The shear strength measurement of this structure yields a result of 6.4 N/mm2 at room temperature.

EXAMPLE 3

A PVDF powder heated to 160 C., which is identical to that described in Example 1 above, is sprayed onto a PVDF plate molded by compression at 230 C. The temperature of the plate at the time of dusting is slightly lower than 230 C. The excess powder is removed with compressed air. The assembly is left to cool to room temperature. The assembly is subsequently adhered to a steel plate as in Example 2, and a shear strength of 4.5 N/mm2 is obtained at room temperature.
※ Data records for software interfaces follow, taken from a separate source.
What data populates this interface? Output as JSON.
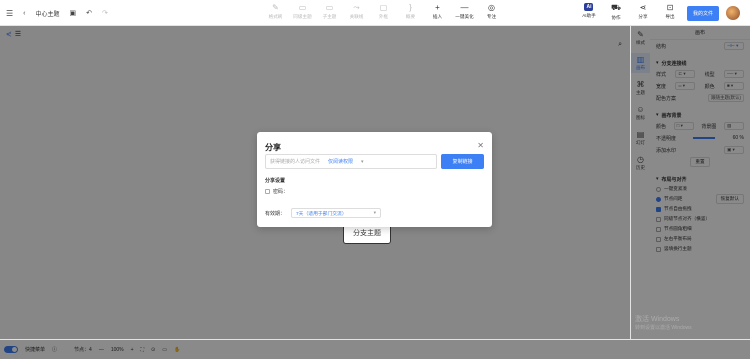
{
  "header": {
    "title": "中心主题",
    "tools": [
      {
        "label": "格式刷",
        "icon": "brush-icon",
        "glyph": "✎",
        "active": false
      },
      {
        "label": "同级主题",
        "icon": "sibling-topic-icon",
        "glyph": "▭",
        "active": false
      },
      {
        "label": "子主题",
        "icon": "child-topic-icon",
        "glyph": "▭",
        "active": false
      },
      {
        "label": "关联线",
        "icon": "relation-line-icon",
        "glyph": "⤳",
        "active": false
      },
      {
        "label": "外框",
        "icon": "boundary-icon",
        "glyph": "▢",
        "active": false
      },
      {
        "label": "概要",
        "icon": "summary-icon",
        "glyph": "}",
        "active": false
      },
      {
        "label": "插入",
        "icon": "insert-icon",
        "glyph": "+",
        "active": true
      },
      {
        "label": "一键美化",
        "icon": "beautify-icon",
        "glyph": "—",
        "active": true
      },
      {
        "label": "专注",
        "icon": "focus-icon",
        "glyph": "◎",
        "active": true
      }
    ],
    "right_tools": [
      {
        "label": "协作",
        "icon": "collaborate-icon",
        "glyph": "⛟"
      },
      {
        "label": "分享",
        "icon": "share-icon",
        "glyph": "⋖"
      },
      {
        "label": "导出",
        "icon": "export-icon",
        "glyph": "⊡"
      }
    ],
    "ai_badge": "Ai",
    "ai_label": "AI助手",
    "my_files": "我的文件"
  },
  "side_tabs": [
    {
      "label": "样式",
      "icon": "style-icon",
      "glyph": "✎",
      "active": false
    },
    {
      "label": "画布",
      "icon": "canvas-icon",
      "glyph": "▥",
      "active": true
    },
    {
      "label": "主题",
      "icon": "theme-icon",
      "glyph": "⌘",
      "active": false
    },
    {
      "label": "图标",
      "icon": "emoji-icon",
      "glyph": "☺",
      "active": false
    },
    {
      "label": "幻灯",
      "icon": "slides-icon",
      "glyph": "▤",
      "active": false
    },
    {
      "label": "历史",
      "icon": "history-icon",
      "glyph": "◷",
      "active": false
    }
  ],
  "panel": {
    "header": "画布",
    "structure_label": "结构",
    "branch_section": "分支连接线",
    "style_label": "样式",
    "line_label": "线型",
    "width_label": "宽度",
    "color_label": "颜色",
    "color_scheme_label": "配色方案",
    "color_scheme_value": "跟随主题(默认)",
    "bg_section": "画布背景",
    "bg_color_label": "颜色",
    "bg_image_label": "背景图",
    "opacity_label": "不透明度",
    "opacity_value": "60",
    "opacity_unit": "%",
    "watermark_label": "添加水印",
    "reset_label": "重置",
    "layout_section": "布局与对齐",
    "align_auto": "一键变紧凑",
    "node_spacing": "节点间距",
    "node_spacing_btn": "恢复默认",
    "opts": [
      {
        "label": "节点自由拖拽",
        "on": true
      },
      {
        "label": "同级节点对齐（横竖）",
        "on": false
      },
      {
        "label": "节点圆角粗细",
        "on": false
      },
      {
        "label": "左右平衡布局",
        "on": false
      },
      {
        "label": "竖填换行主题",
        "on": false
      }
    ]
  },
  "canvas": {
    "node_label": "分支主题",
    "watermark_line1": "激活 Windows",
    "watermark_line2": "转到设置以激活 Windows"
  },
  "status": {
    "mode_label": "快捷菜单",
    "nodes_label": "节点：4",
    "zoom": "100%"
  },
  "dialog": {
    "title": "分享",
    "link_placeholder": "获得链接的人访问文件",
    "permission": "仅阅读权限",
    "copy_button": "复制链接",
    "settings_label": "分享设置",
    "password_label": "密码：",
    "validity_label": "有效期：",
    "validity_value": "7天（适用于部门交流）"
  },
  "colors": {
    "accent": "#3d7ff5",
    "overlay": "rgba(0,0,0,0.46)"
  }
}
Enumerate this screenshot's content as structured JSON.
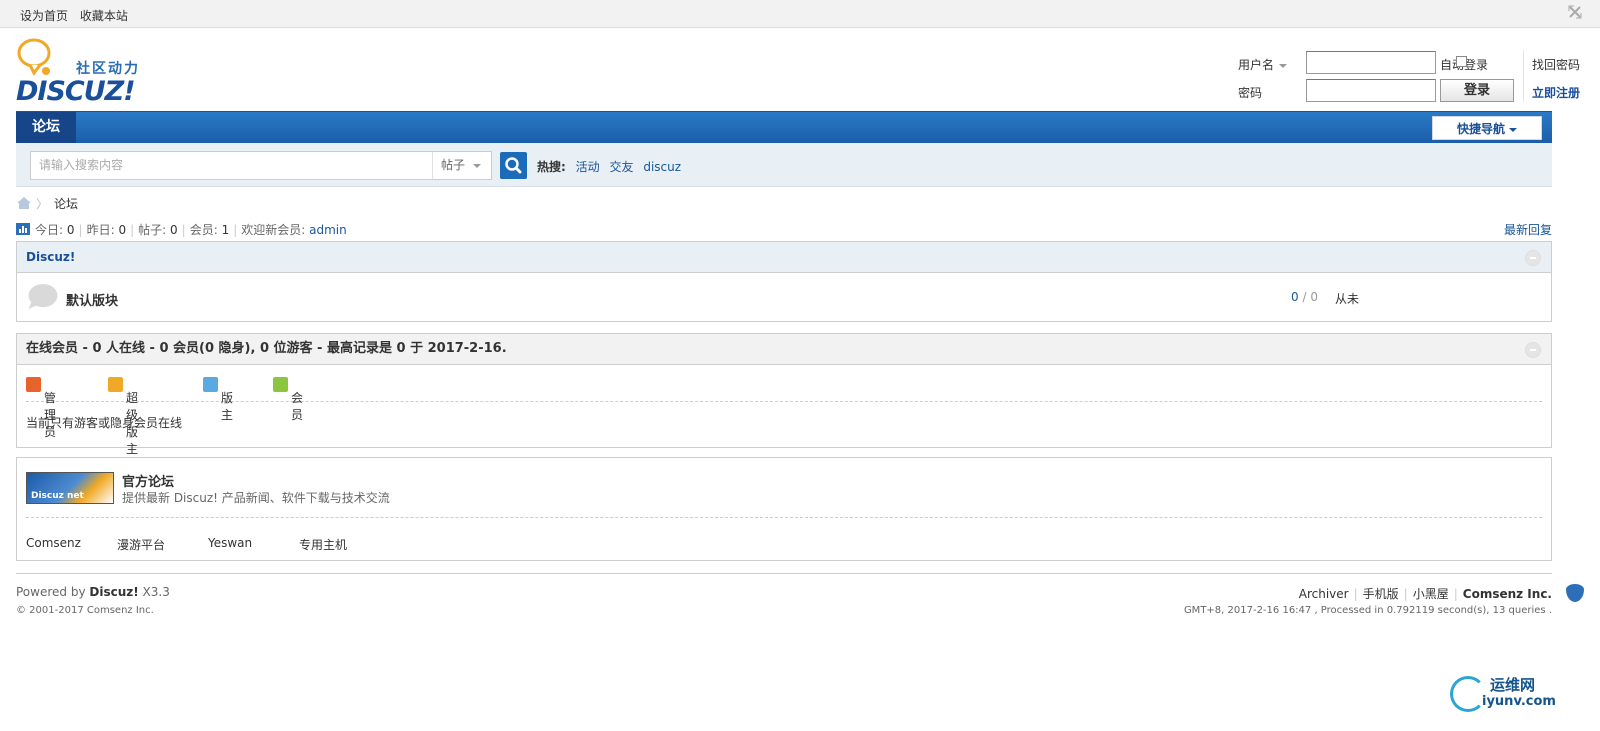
{
  "topbar": {
    "links": [
      "设为首页",
      "收藏本站"
    ]
  },
  "logo": {
    "tagline": "社区动力",
    "wordmark": "DISCUZ!"
  },
  "login": {
    "username_label": "用户名",
    "password_label": "密码",
    "autologin_label": "自动登录",
    "login_button": "登录",
    "find_password": "找回密码",
    "register": "立即注册"
  },
  "nav": {
    "tab": "论坛",
    "quick_nav": "快捷导航"
  },
  "search": {
    "placeholder": "请输入搜索内容",
    "type": "帖子",
    "hot_label": "热搜:",
    "hot_terms": [
      "活动",
      "交友",
      "discuz"
    ]
  },
  "breadcrumb": {
    "current": "论坛"
  },
  "stats": {
    "today_label": "今日:",
    "today": "0",
    "yesterday_label": "昨日:",
    "yesterday": "0",
    "posts_label": "帖子:",
    "posts": "0",
    "members_label": "会员:",
    "members": "1",
    "newest_label": "欢迎新会员:",
    "newest": "admin",
    "latest_reply": "最新回复"
  },
  "category": {
    "title": "Discuz!",
    "forums": [
      {
        "name": "默认版块",
        "topics": "0",
        "sep": "/",
        "posts": "0",
        "last": "从未"
      }
    ]
  },
  "online": {
    "title": "在线会员 - 0 人在线 - 0 会员(0 隐身), 0 位游客 - 最高记录是 0 于 2017-2-16.",
    "legend": [
      "管理员",
      "超级版主",
      "版主",
      "会员"
    ],
    "message": "当前只有游客或隐身会员在线"
  },
  "links": {
    "featured_image_text": "Discuz net",
    "featured_title": "官方论坛",
    "featured_desc": "提供最新 Discuz! 产品新闻、软件下载与技术交流",
    "items": [
      "Comsenz",
      "漫游平台",
      "Yeswan",
      "专用主机"
    ]
  },
  "footer": {
    "powered_prefix": "Powered by ",
    "powered_brand": "Discuz!",
    "powered_version": " X3.3",
    "copyright": "© 2001-2017 Comsenz Inc.",
    "links": [
      "Archiver",
      "手机版",
      "小黑屋"
    ],
    "company": "Comsenz Inc.",
    "processed": "GMT+8, 2017-2-16 16:47 , Processed in 0.792119 second(s), 13 queries ."
  },
  "watermark": {
    "line1": "运维网",
    "line2": "iyunv.com"
  },
  "colors": {
    "brand_blue": "#1b5ea9",
    "link_blue": "#1a5699",
    "search_bg": "#e8eff5",
    "admin_icon": "#e8632c",
    "supermod_icon": "#f0a926",
    "mod_icon": "#5aa9e0",
    "member_icon": "#8cc63f"
  }
}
EXAMPLE 4

At 5 wt. % solution of the copolymer VF2 --C2 F3 Cl is sprayed onto a stainless-steel plate; a PVDF powder identical to that described in Example 1 is subsequently sprayed on.

The assembly is placed into a furnace with a temperature of 150 C. for 1 minute 30 seconds to remove the solvent and then into a furnace with a temperature of 200 C. for 1 minute 30 seconds to melt the surface of the PVDF powder particles. After cooling, a resilient, porous PVDF cloth with a thickness of ca. 600 microns is obtained. This cloth is subsequently placed over a PVDF plate with a temperature of 210 C. after it has been preheated to 160 C.

After cooling the assembly, binding with polyester is performed as described in Example 1; shear strength obtained is 3.2 N/mm2 at room temperature.

While the invention has been described in connection with a preferred embodiment, it is not intended to limit the scope of the invention to the particular form set forth, but, on the contrary, it is intended to cover such alternatives, modifications, and equivalents as may be included within the spirit and scope of the invention as defined by the appended claims.

Patent Citations
Cited PatentFiling datePublication dateApplicantTitle
GB1517594A * Title not available
GB1526384A * Title not available
Referenced by
Citing PatentFiling datePublication dateApplicantTitle
US5795939 *Apr 28, 1994Aug 18, 1998Elf Atochem S.A.Adhesion binders with glutarimide units
US5939492 *May 11, 1998Aug 17, 1999Elt Atochem S.A.Adhesion binder with glutarimide units moieties
US6040025 *May 11, 1998Mar 21, 2000Elf Atochem S.A.Adhesion binder containing glutarimide moieties
Classifications
U.S. Classification442/149, 428/421, 427/447, 427/223, 427/316, 427/195, 428/327, 442/164, 428/339
International ClassificationC08J5/12, B32B27/30, B05D7/02, C08J7/04, C09D127/16, B32B5/18, C09D127/12
Cooperative ClassificationC08J7/047, C08J5/124, C08J2427/00, B05D7/02, C08J2327/16
European ClassificationC08J5/12H, C08J7/04L, B05D7/02
Legal Events
DateCodeEventDescription
Aug 8, 1995FPExpired due to failure to pay maintenance fee
Effective date: 19950531
May 28, 1995LAPSLapse for failure to pay maintenance fees
Jan 3, 1995REMIMaintenance fee reminder mailed